• **Information**
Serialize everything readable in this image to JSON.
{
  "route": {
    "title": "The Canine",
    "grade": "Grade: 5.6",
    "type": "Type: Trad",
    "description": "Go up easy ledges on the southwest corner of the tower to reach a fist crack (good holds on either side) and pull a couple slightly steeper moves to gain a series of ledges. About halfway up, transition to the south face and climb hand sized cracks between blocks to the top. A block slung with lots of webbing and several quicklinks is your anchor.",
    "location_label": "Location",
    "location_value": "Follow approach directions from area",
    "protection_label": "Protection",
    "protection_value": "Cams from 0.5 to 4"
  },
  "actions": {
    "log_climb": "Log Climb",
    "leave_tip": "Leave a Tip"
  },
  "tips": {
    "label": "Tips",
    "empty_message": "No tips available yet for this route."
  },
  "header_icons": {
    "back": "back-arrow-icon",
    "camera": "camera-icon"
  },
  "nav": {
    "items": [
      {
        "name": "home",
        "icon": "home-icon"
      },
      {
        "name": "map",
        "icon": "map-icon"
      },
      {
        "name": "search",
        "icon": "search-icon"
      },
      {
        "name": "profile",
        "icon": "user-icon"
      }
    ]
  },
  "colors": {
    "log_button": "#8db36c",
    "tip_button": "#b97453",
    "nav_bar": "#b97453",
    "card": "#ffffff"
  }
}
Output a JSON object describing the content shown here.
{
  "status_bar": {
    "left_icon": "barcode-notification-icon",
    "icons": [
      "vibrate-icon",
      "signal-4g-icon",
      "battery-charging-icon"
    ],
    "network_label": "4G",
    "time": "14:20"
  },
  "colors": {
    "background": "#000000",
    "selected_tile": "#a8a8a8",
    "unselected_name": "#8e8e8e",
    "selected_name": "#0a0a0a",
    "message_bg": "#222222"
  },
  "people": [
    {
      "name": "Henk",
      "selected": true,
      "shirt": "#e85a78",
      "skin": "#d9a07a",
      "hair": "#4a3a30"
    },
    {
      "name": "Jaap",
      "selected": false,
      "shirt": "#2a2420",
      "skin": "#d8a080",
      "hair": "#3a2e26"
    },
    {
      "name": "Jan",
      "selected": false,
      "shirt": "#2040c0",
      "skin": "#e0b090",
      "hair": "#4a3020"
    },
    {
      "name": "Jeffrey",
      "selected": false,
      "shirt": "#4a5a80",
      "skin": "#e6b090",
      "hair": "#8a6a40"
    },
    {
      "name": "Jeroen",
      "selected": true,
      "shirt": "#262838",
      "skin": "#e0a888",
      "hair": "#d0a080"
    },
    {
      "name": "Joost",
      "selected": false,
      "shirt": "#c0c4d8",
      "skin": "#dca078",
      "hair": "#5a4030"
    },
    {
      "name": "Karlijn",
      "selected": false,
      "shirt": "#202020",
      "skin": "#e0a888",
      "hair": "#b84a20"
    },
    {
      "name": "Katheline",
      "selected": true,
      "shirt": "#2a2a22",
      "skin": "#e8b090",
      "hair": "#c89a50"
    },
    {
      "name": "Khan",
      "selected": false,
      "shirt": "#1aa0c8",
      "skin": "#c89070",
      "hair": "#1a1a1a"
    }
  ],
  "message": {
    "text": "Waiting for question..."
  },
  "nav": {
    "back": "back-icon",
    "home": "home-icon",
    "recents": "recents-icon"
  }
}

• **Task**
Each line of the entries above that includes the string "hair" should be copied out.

• **Written response**
      "hair": "#4a3a30"
      "hair": "#3a2e26"
      "hair": "#4a3020"
      "hair": "#8a6a40"
      "hair": "#d0a080"
      "hair": "#5a4030"
      "hair": "#b84a20"
      "hair": "#c89a50"
      "hair": "#1a1a1a"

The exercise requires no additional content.